Default: Failure to repay a loan according to the terms agreed to when your signed a promissory note. Students in default are not eligible for financial aid at any institution.
Direct Loan: Student Stafford Loan money borrowed directly from the Federal Government.
Financial Need: The difference between student’s cost of attendance and the expected family contribution and other resources available to students for attending school.
Financial Aid Package: The total amount of financial aid (federal and nonfederal) a student receives. The financial aid administrator at a postsecondary institution combines various forms of aid into a “package” to help meet a student’s need. Using available resources to give each student the best possible package of aid is one of the aid administrator’s major responsibilities. Because funds are often limited, a financial aid package might fall short of the amount a student is eligible for. Also, the amount of federal student aid in a financial aid package is affected by other sources of aid received (scholarships, state aid, etc.)
Full Time: At schools measuring progress in credit hours and semesters, “full time” is at least twelve (12) semester hours.
GPA: Grade point average.
Grant: Non-repayable financial aid award, gift aid.
Half time: At schools measuring progress in credit hours and semesters, “half time” is at least six semester hours.
Need Analysis: The process of analyzing the household and financial information on the student’s financial aid application and calculating the amount the family can be expected to contribute to educational costs. For the student financial aid program, the need analysis system is defined by law and results in a number known as the Expected Family Contribution (EFC).
Promissory Note: The binding legal document you sign when you get a student loan. It lists the conditions under which you’re borrowing and the terms under which you agree to pay back the loan. It will include information on how interest is calculated and what the deferment and cancellation provisions are. It’s very important to read and save this document because you’ll need to refer to it later when you begin repaying your loan.
Regular Student: One who is enrolled in an institution to obtain a degree or certificate. Generally, to receive aid from the programs listed on this website, you must be a regular student.
Resources: Other student aid that must be taken into account to prevent an over-award in the campus-based programs, as defined in the regulations for the campus-based program.
Satisfactory Academic Progress: To be eligible to receive federal student aid, you must maintain satisfactory academic progress toward a degree or certificate. You must meet your school’s written standard of satisfactory progress.
Selective Service Registration: If required by law, you must register, or arrange to register, with the Selective Service to receive federal student aid. The requirement to register applies to males who were born on or after January 1, 1960, are at least 18 years old, and are not currently on active duty in the U.S. Armed Forces. (Citizens of the Federated State of Micronesia, the Republic of the Marshall Islands, or the Republic of Palau are exempt from registering.)
Self-Help: Self-help awards consist of long-term student loans and part-time employment. All students are expected to make a commitment, from both current and future earnings, to the financing of their education.

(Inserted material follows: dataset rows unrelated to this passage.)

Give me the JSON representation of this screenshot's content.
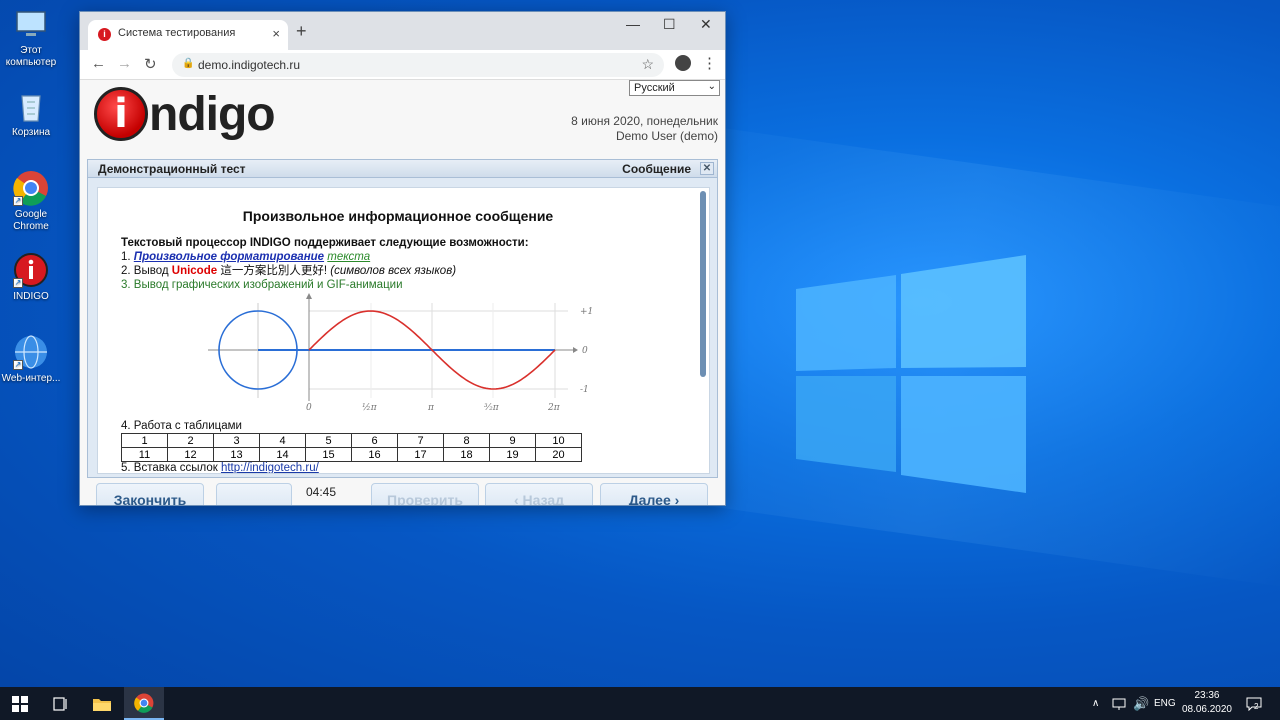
{
  "desktop": {
    "icons": [
      {
        "label": "Этот компьютер",
        "icon": "computer-icon"
      },
      {
        "label": "Корзина",
        "icon": "recycle-bin-icon"
      },
      {
        "label": "Google Chrome",
        "icon": "chrome-icon"
      },
      {
        "label": "INDIGO",
        "icon": "indigo-icon"
      },
      {
        "label": "Web-интер...",
        "icon": "globe-icon"
      }
    ]
  },
  "browser": {
    "tab_title": "Система тестирования",
    "url": "demo.indigotech.ru"
  },
  "page": {
    "logo_letter": "i",
    "logo_text": "ndigo",
    "language": "Русский",
    "date": "8 июня 2020, понедельник",
    "user": "Demo User (demo)",
    "test_title": "Демонстрационный тест",
    "panel_label": "Сообщение",
    "message": {
      "title": "Произвольное информационное сообщение",
      "intro": "Текстовый процессор INDIGO поддерживает следующие возможности:",
      "item1_num": "1.",
      "item1_a": "Произвольное форматирование",
      "item1_b": "текста",
      "item2_num": "2. Вывод",
      "item2_unicode": "Unicode",
      "item2_chars": "這一方案比別人更好!",
      "item2_note": "(символов всех языков)",
      "item3": "3. Вывод графических изображений и GIF-анимации",
      "item4": "4. Работа с таблицами",
      "table": [
        [
          "1",
          "2",
          "3",
          "4",
          "5",
          "6",
          "7",
          "8",
          "9",
          "10"
        ],
        [
          "11",
          "12",
          "13",
          "14",
          "15",
          "16",
          "17",
          "18",
          "19",
          "20"
        ]
      ],
      "item5_text": "5. Вставка ссылок",
      "item5_link": "http://indigotech.ru/"
    },
    "graph": {
      "ticks_x": [
        "0",
        "½π",
        "π",
        "³⁄₂π",
        "2π"
      ],
      "ticks_y": [
        "+1",
        "0",
        "-1"
      ]
    },
    "buttons": {
      "finish": "Закончить",
      "timer": "04:45",
      "check": "Проверить",
      "back": "‹ Назад",
      "next": "Далее ›"
    }
  },
  "taskbar": {
    "lang": "ENG",
    "time": "23:36",
    "date": "08.06.2020",
    "notifications": "2"
  },
  "colors": {
    "accent": "#2d5a8a",
    "sine": "#d9302c",
    "circle": "#2a6ed6"
  }
}
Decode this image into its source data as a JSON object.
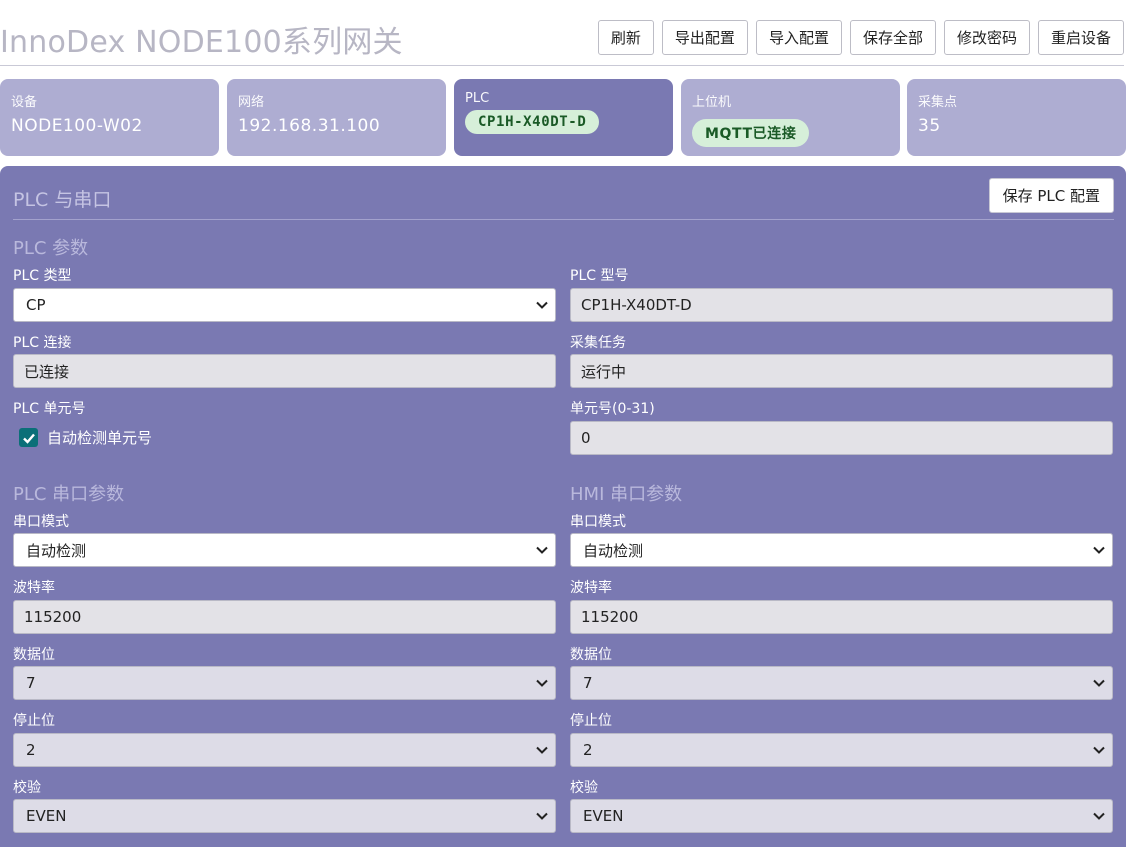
{
  "app": {
    "title": "InnoDex NODE100系列网关"
  },
  "toolbar": {
    "refresh": "刷新",
    "export_config": "导出配置",
    "import_config": "导入配置",
    "save_all": "保存全部",
    "change_password": "修改密码",
    "reboot": "重启设备"
  },
  "cards": {
    "device": {
      "label": "设备",
      "value": "NODE100-W02"
    },
    "network": {
      "label": "网络",
      "value": "192.168.31.100"
    },
    "plc": {
      "label": "PLC",
      "value": "CP1H-X40DT-D"
    },
    "host": {
      "label": "上位机",
      "value": "MQTT已连接"
    },
    "points": {
      "label": "采集点",
      "value": "35"
    }
  },
  "panel": {
    "title": "PLC 与串口",
    "save_button": "保存 PLC 配置",
    "plc_params_title": "PLC 参数",
    "plc_type": {
      "label": "PLC 类型",
      "value": "CP"
    },
    "plc_model": {
      "label": "PLC 型号",
      "value": "CP1H-X40DT-D"
    },
    "plc_connection": {
      "label": "PLC 连接",
      "value": "已连接"
    },
    "collect_task": {
      "label": "采集任务",
      "value": "运行中"
    },
    "plc_unit": {
      "label": "PLC 单元号",
      "checkbox_label": "自动检测单元号",
      "checked": true
    },
    "unit_number": {
      "label": "单元号(0-31)",
      "value": "0"
    },
    "plc_serial": {
      "title": "PLC 串口参数",
      "mode": {
        "label": "串口模式",
        "value": "自动检测"
      },
      "baud": {
        "label": "波特率",
        "value": "115200"
      },
      "databits": {
        "label": "数据位",
        "value": "7"
      },
      "stopbits": {
        "label": "停止位",
        "value": "2"
      },
      "parity": {
        "label": "校验",
        "value": "EVEN"
      }
    },
    "hmi_serial": {
      "title": "HMI 串口参数",
      "mode": {
        "label": "串口模式",
        "value": "自动检测"
      },
      "baud": {
        "label": "波特率",
        "value": "115200"
      },
      "databits": {
        "label": "数据位",
        "value": "7"
      },
      "stopbits": {
        "label": "停止位",
        "value": "2"
      },
      "parity": {
        "label": "校验",
        "value": "EVEN"
      }
    }
  },
  "colors": {
    "accent": "#7a79b2",
    "card": "#aeadd2",
    "badge_bg": "#d6efd9",
    "checkbox": "#0b6f78"
  }
}
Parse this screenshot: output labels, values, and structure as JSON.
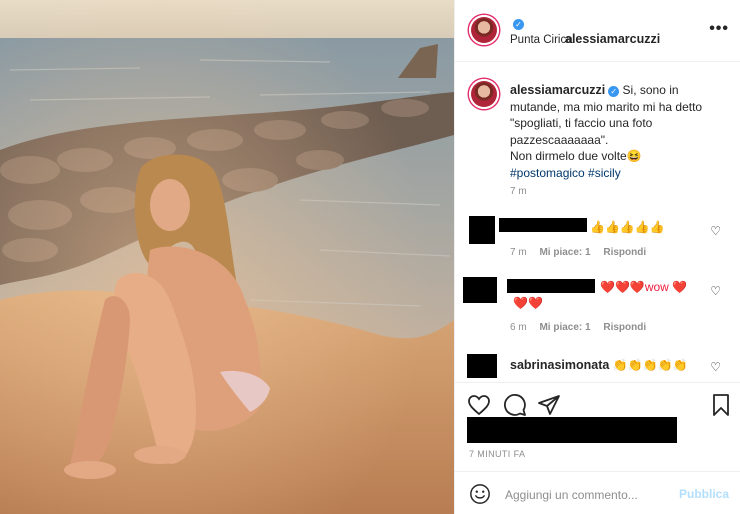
{
  "post": {
    "username": "alessiamarcuzzi",
    "location": "Punta Cirica",
    "verified_mark": "✓",
    "more": "•••"
  },
  "caption": {
    "username": "alessiamarcuzzi",
    "line1": "Si, sono in mutande, ma mio marito mi ha detto \"spogliati, ti faccio una foto pazzescaaaaaaa\".",
    "line2": "Non dirmelo due volte😆",
    "hashtags": "#postomagico #sicily",
    "time": "7 m"
  },
  "comments": [
    {
      "text": "👍👍👍👍👍",
      "time": "7 m",
      "likes": "Mi piace: 1",
      "reply": "Rispondi"
    },
    {
      "text": "❤️❤️❤️wow ❤️",
      "text2": "❤️❤️",
      "time": "6 m",
      "likes": "Mi piace: 1",
      "reply": "Rispondi"
    },
    {
      "username": "sabrinasimonata",
      "text": "👏👏👏👏👏"
    }
  ],
  "actions": {
    "time_ago": "7 MINUTI FA",
    "comment_placeholder": "Aggiungi un commento...",
    "publish_label": "Pubblica"
  },
  "icons": {
    "like": "heart-outline-icon",
    "comment": "comment-bubble-icon",
    "share": "paper-plane-icon",
    "save": "bookmark-icon",
    "emoji": "smiley-icon",
    "comment_like": "heart-icon"
  },
  "colors": {
    "verified": "#3897f0",
    "link": "#00376b",
    "muted": "#8e8e8e",
    "publish_disabled": "#b2dffc"
  }
}
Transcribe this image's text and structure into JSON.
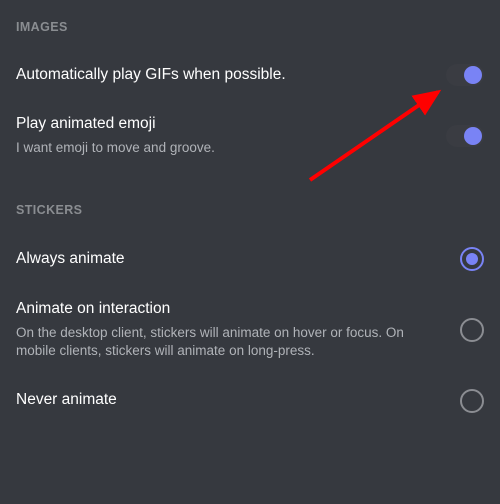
{
  "sections": {
    "images": {
      "header": "IMAGES",
      "items": [
        {
          "key": "auto_gif",
          "title": "Automatically play GIFs when possible.",
          "subtitle": "",
          "toggle_on": true
        },
        {
          "key": "animated_emoji",
          "title": "Play animated emoji",
          "subtitle": "I want emoji to move and groove.",
          "toggle_on": true
        }
      ]
    },
    "stickers": {
      "header": "STICKERS",
      "items": [
        {
          "key": "always",
          "title": "Always animate",
          "subtitle": "",
          "selected": true
        },
        {
          "key": "on_interaction",
          "title": "Animate on interaction",
          "subtitle": "On the desktop client, stickers will animate on hover or focus. On mobile clients, stickers will animate on long-press.",
          "selected": false
        },
        {
          "key": "never",
          "title": "Never animate",
          "subtitle": "",
          "selected": false
        }
      ]
    }
  },
  "colors": {
    "background": "#36393f",
    "accent": "#7983f5",
    "text_primary": "#ffffff",
    "text_secondary": "#b0b3b8",
    "text_muted": "#8a8d91",
    "annotation": "#ff0000"
  }
}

Statement of Educational Purpose: A certification that Federal Title IV Higher Education Act Funds will be used solely for educational expenses. This statement is included in the FAFSA, as well as the CNCC Student Information Form.
Student Aid Report (SAR): The federal “out-put document” made available online by a FAFSA processor. The SAR contains the family’s financial and other information as reported by the student on the financial aid application. The student’s eligibility for aid is indicated by the EFC printed on the front of the SAR.